He could choose a staunch Europhile. No doubt this individual would be welcomed with open arms into the Commission and could be rewarded with a significant portfolio which would make this person a much respected member. Here, though Cameron faces two problems. First, he will anger his own Eurosceptic backbenchers. Secondly, a Europhile is unlikely to want the same changes that Cameron wants. There has however, been very few names form this category that have expressed an interest suggesting that a Europhile is not the way Cameron is looking.
Then is it better to go for a Eurosceptic? He would no doubt please many backbenchers in the party and would actually show that he is serious about Britain wanting a better deal with Europe. The downside is, a Eurosceptic is unlikely to get a significant position. If Britain is not in one of these top roles, then it will make it much more difficult for the member to be influential. Peter Lilley and Owen Patterson have both been linked to the job form the Eurosceptic wing of the party. Peter Lilley in particular is a name that has pooped up on several occasions. A key man during the Thatcher and Major years, Lilley has the political experience that could make a good choice. He too has said that he will ‘relish’ the opportunity if it was offered to him.
There is the option of going with somebody who has not made a public view on Europe. Here, we could look at both Andrew Mitchell and Andrew Lansley. Both regarded as ‘heavyweights’ in the party with both having held government positions. With the Plebgate scandal still quietly continuing in the background, Mitchell may not be the favoured choice, despite claims that he is owed a favour from Downing Street. That leaves Lansley, somebody who has though been criticised for a lack of flair.
Lord Mandelson, who is a former trade EU Commissioner, has said that both Lansley and Mitchell would be more influential than Lilley or Patterson and he is probably right.
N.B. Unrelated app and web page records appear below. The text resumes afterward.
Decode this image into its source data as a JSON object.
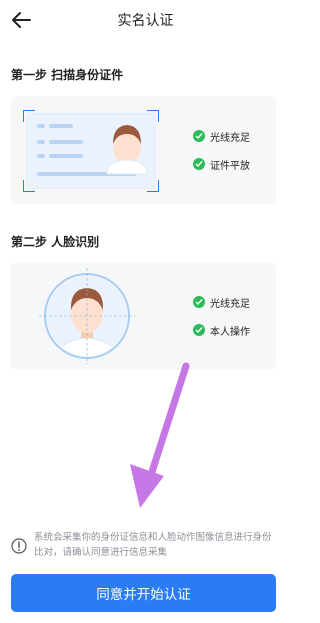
{
  "header": {
    "title": "实名认证",
    "back_icon": "back-arrow-icon"
  },
  "step1": {
    "title": "第一步 扫描身份证件",
    "checks": [
      "光线充足",
      "证件平放"
    ]
  },
  "step2": {
    "title": "第二步 人脸识别",
    "checks": [
      "光线充足",
      "本人操作"
    ]
  },
  "notice": {
    "icon": "info-icon",
    "text": "系统会采集你的身份证信息和人脸动作图像信息进行身份比对，请确认同意进行信息采集"
  },
  "cta": {
    "label": "同意并开始认证"
  },
  "colors": {
    "primary": "#2b7cf2",
    "check": "#2bbb5b",
    "card": "#f6f7f9",
    "annotation_arrow": "#c577e6"
  }
}
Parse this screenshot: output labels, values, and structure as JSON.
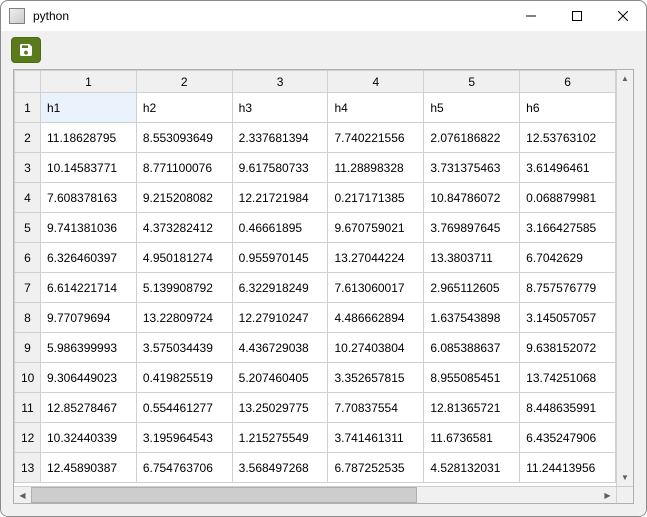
{
  "window": {
    "title": "python"
  },
  "toolbar": {
    "save_icon": "save-icon"
  },
  "table": {
    "col_headers": [
      "1",
      "2",
      "3",
      "4",
      "5",
      "6"
    ],
    "row_headers": [
      "1",
      "2",
      "3",
      "4",
      "5",
      "6",
      "7",
      "8",
      "9",
      "10",
      "11",
      "12",
      "13"
    ],
    "selected_cell": [
      0,
      0
    ],
    "rows": [
      [
        "h1",
        "h2",
        "h3",
        "h4",
        "h5",
        "h6"
      ],
      [
        "11.18628795",
        "8.553093649",
        "2.337681394",
        "7.740221556",
        "2.076186822",
        "12.53763102"
      ],
      [
        "10.14583771",
        "8.771100076",
        "9.617580733",
        "11.28898328",
        "3.731375463",
        "3.61496461"
      ],
      [
        "7.608378163",
        "9.215208082",
        "12.21721984",
        "0.217171385",
        "10.84786072",
        "0.068879981"
      ],
      [
        "9.741381036",
        "4.373282412",
        "0.46661895",
        "9.670759021",
        "3.769897645",
        "3.166427585"
      ],
      [
        "6.326460397",
        "4.950181274",
        "0.955970145",
        "13.27044224",
        "13.3803711",
        "6.7042629"
      ],
      [
        "6.614221714",
        "5.139908792",
        "6.322918249",
        "7.613060017",
        "2.965112605",
        "8.757576779"
      ],
      [
        "9.77079694",
        "13.22809724",
        "12.27910247",
        "4.486662894",
        "1.637543898",
        "3.145057057"
      ],
      [
        "5.986399993",
        "3.575034439",
        "4.436729038",
        "10.27403804",
        "6.085388637",
        "9.638152072"
      ],
      [
        "9.306449023",
        "0.419825519",
        "5.207460405",
        "3.352657815",
        "8.955085451",
        "13.74251068"
      ],
      [
        "12.85278467",
        "0.554461277",
        "13.25029775",
        "7.70837554",
        "12.81365721",
        "8.448635991"
      ],
      [
        "10.32440339",
        "3.195964543",
        "1.215275549",
        "3.741461311",
        "11.6736581",
        "6.435247906"
      ],
      [
        "12.45890387",
        "6.754763706",
        "3.568497268",
        "6.787252535",
        "4.528132031",
        "11.24413956"
      ]
    ]
  }
}
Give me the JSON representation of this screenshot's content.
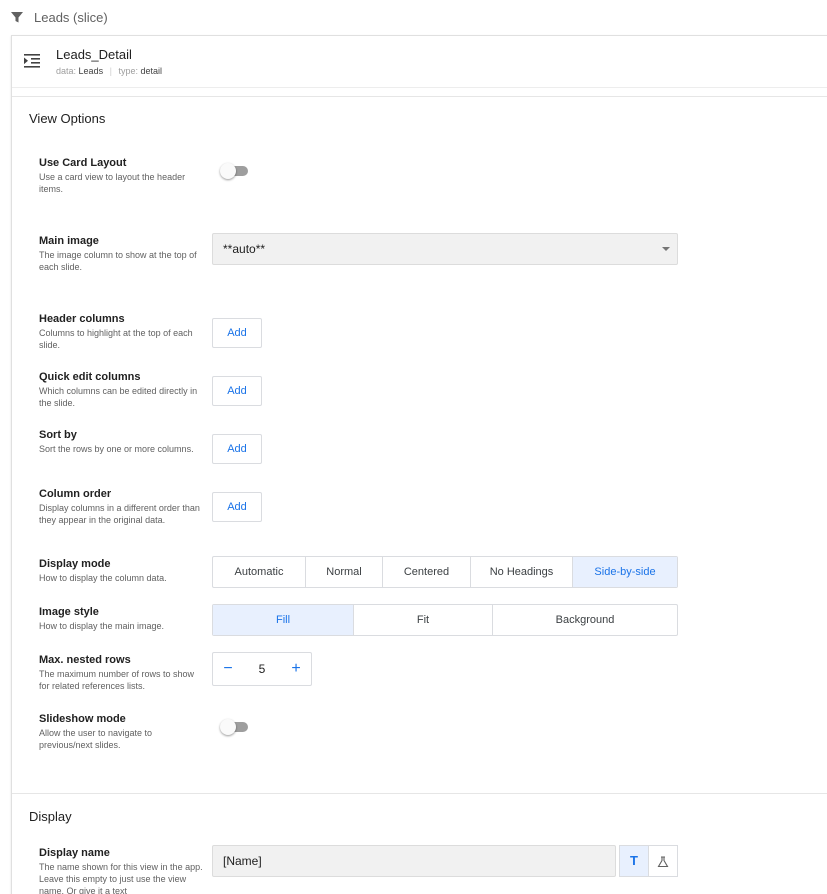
{
  "breadcrumb": {
    "title": "Leads (slice)",
    "icon": "filter-icon"
  },
  "view": {
    "name": "Leads_Detail",
    "data_label": "data:",
    "data_value": "Leads",
    "type_label": "type:",
    "type_value": "detail",
    "icon": "detail-view-icon"
  },
  "view_options": {
    "title": "View Options",
    "use_card_layout": {
      "label": "Use Card Layout",
      "desc": "Use a card view to layout the header items.",
      "enabled": false
    },
    "main_image": {
      "label": "Main image",
      "desc": "The image column to show at the top of each slide.",
      "value": "**auto**"
    },
    "header_columns": {
      "label": "Header columns",
      "desc": "Columns to highlight at the top of each slide.",
      "button": "Add"
    },
    "quick_edit_columns": {
      "label": "Quick edit columns",
      "desc": "Which columns can be edited directly in the slide.",
      "button": "Add"
    },
    "sort_by": {
      "label": "Sort by",
      "desc": "Sort the rows by one or more columns.",
      "button": "Add"
    },
    "column_order": {
      "label": "Column order",
      "desc": "Display columns in a different order than they appear in the original data.",
      "button": "Add"
    },
    "display_mode": {
      "label": "Display mode",
      "desc": "How to display the column data.",
      "options": [
        "Automatic",
        "Normal",
        "Centered",
        "No Headings",
        "Side-by-side"
      ],
      "selected": "Side-by-side"
    },
    "image_style": {
      "label": "Image style",
      "desc": "How to display the main image.",
      "options": [
        "Fill",
        "Fit",
        "Background"
      ],
      "selected": "Fill"
    },
    "max_nested_rows": {
      "label": "Max. nested rows",
      "desc": "The maximum number of rows to show for related references lists.",
      "value": "5",
      "minus": "−",
      "plus": "+"
    },
    "slideshow_mode": {
      "label": "Slideshow mode",
      "desc": "Allow the user to navigate to previous/next slides.",
      "enabled": false
    }
  },
  "display": {
    "title": "Display",
    "display_name": {
      "label": "Display name",
      "desc": "The name shown for this view in the app. Leave this empty to just use the view name. Or give it a text",
      "value": "[Name]",
      "text_mode": "T"
    }
  },
  "colors": {
    "accent": "#1a73e8",
    "selected_bg": "#e8f0fe",
    "input_bg": "#f1f1f1",
    "toggle_off": "#9e9e9e"
  }
}
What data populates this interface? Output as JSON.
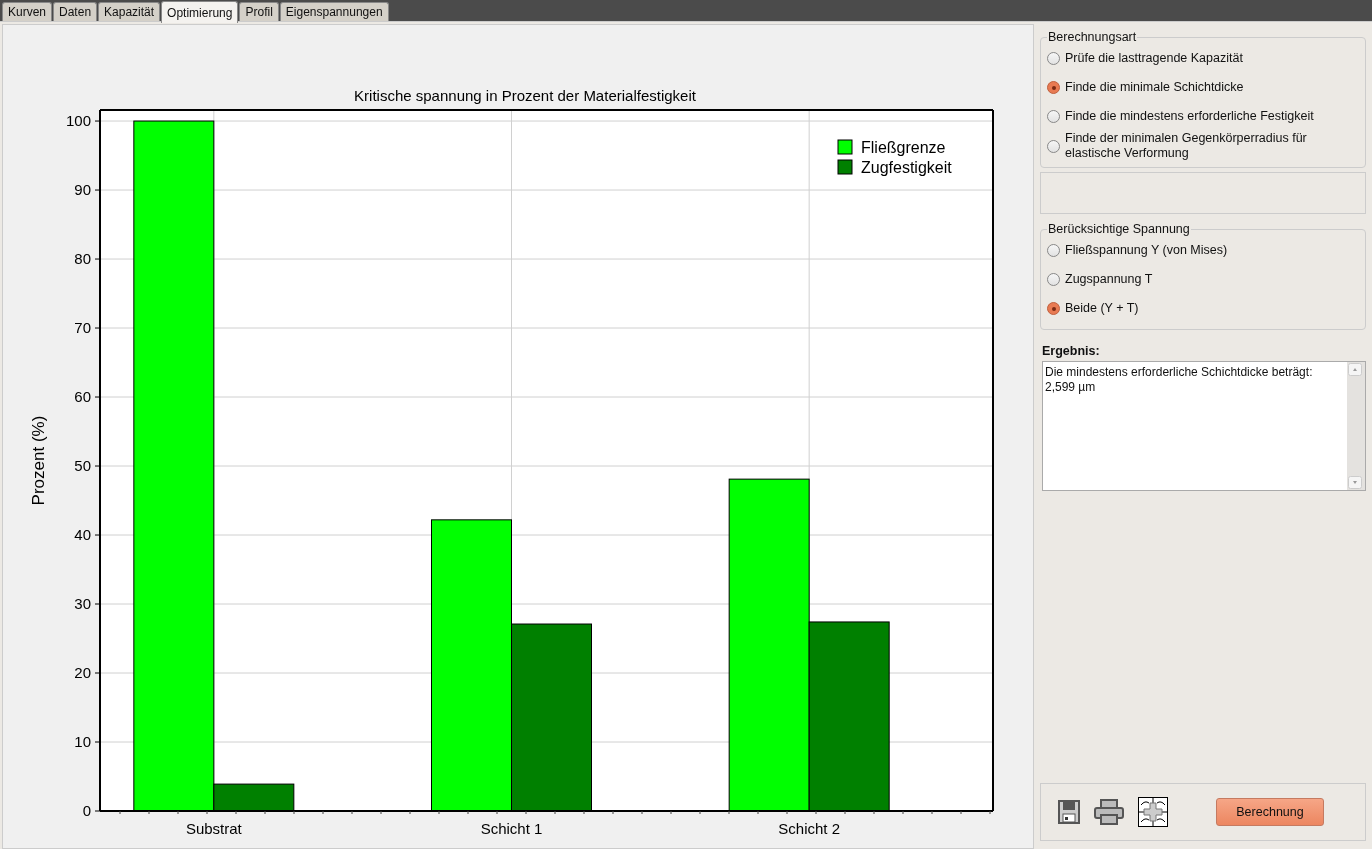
{
  "tabs": [
    {
      "label": "Kurven",
      "selected": false
    },
    {
      "label": "Daten",
      "selected": false
    },
    {
      "label": "Kapazität",
      "selected": false
    },
    {
      "label": "Optimierung",
      "selected": true
    },
    {
      "label": "Profil",
      "selected": false
    },
    {
      "label": "Eigenspannungen",
      "selected": false
    }
  ],
  "chart": {
    "chart_data": {
      "type": "bar",
      "title": "Kritische spannung in Prozent der Materialfestigkeit",
      "ylabel": "Prozent (%)",
      "categories": [
        "Substrat",
        "Schicht 1",
        "Schicht 2"
      ],
      "series": [
        {
          "name": "Fließgrenze",
          "color": "#00ff00",
          "values": [
            100,
            42.2,
            48.1
          ]
        },
        {
          "name": "Zugfestigkeit",
          "color": "#008000",
          "values": [
            3.9,
            27.1,
            27.4
          ]
        }
      ],
      "ylim": [
        0,
        101.6
      ],
      "grid": true,
      "legend": true,
      "yticks": [
        0,
        10,
        20,
        30,
        40,
        50,
        60,
        70,
        80,
        90,
        100
      ]
    }
  },
  "berechnungsart": {
    "title": "Berechnungsart",
    "options": [
      {
        "label": "Prüfe die lasttragende Kapazität",
        "selected": false
      },
      {
        "label": "Finde die minimale Schichtdicke",
        "selected": true
      },
      {
        "label": "Finde die mindestens erforderliche Festigkeit",
        "selected": false
      },
      {
        "label": "Finde der minimalen Gegenkörperradius für elastische Verformung",
        "selected": false
      }
    ]
  },
  "spannung": {
    "title": "Berücksichtige Spannung",
    "options": [
      {
        "label": "Fließspannung Y (von Mises)",
        "selected": false
      },
      {
        "label": "Zugspannung T",
        "selected": false
      },
      {
        "label": "Beide (Y + T)",
        "selected": true
      }
    ]
  },
  "ergebnis": {
    "label": "Ergebnis:",
    "lines": [
      "Die mindestens erforderliche Schichtdicke beträgt:",
      "2,599 µm"
    ]
  },
  "calc_button": "Berechnung"
}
The new Commission President is looking most likely to be the former Prime Minister of Luxembourg Jean – Claude Juncker, very much a strong supporter of the EU. He is very much aware of Cameron’s proposals and just the other he openly criticised them/
Therefore, it is best for Cameron to choose a ‘middle’ candidate. Both Andrew Mitchell and Andrew Lansley would be well suited. With the controversy still standing around Andrew Mitchell then Lansley would seem to be better suited. Despite a lack of flair, his experience as a civil servant and government minister should make him well suited to tackle the levels of bureaucracy in Brussels and possibly deliver the reforms that Cameron has continued to promise.
As Sir Menzies Campbell has said, it is a ‘lose-lose’ situation for Cameron. There is no move in which he would please the whole party. If he makes the wrong move, he could struggle to get any of the reforms that he wants. Looking into it, this is one of the biggest decisions that Cameron will make this year. It could also be one of the most difficult decisions he will make.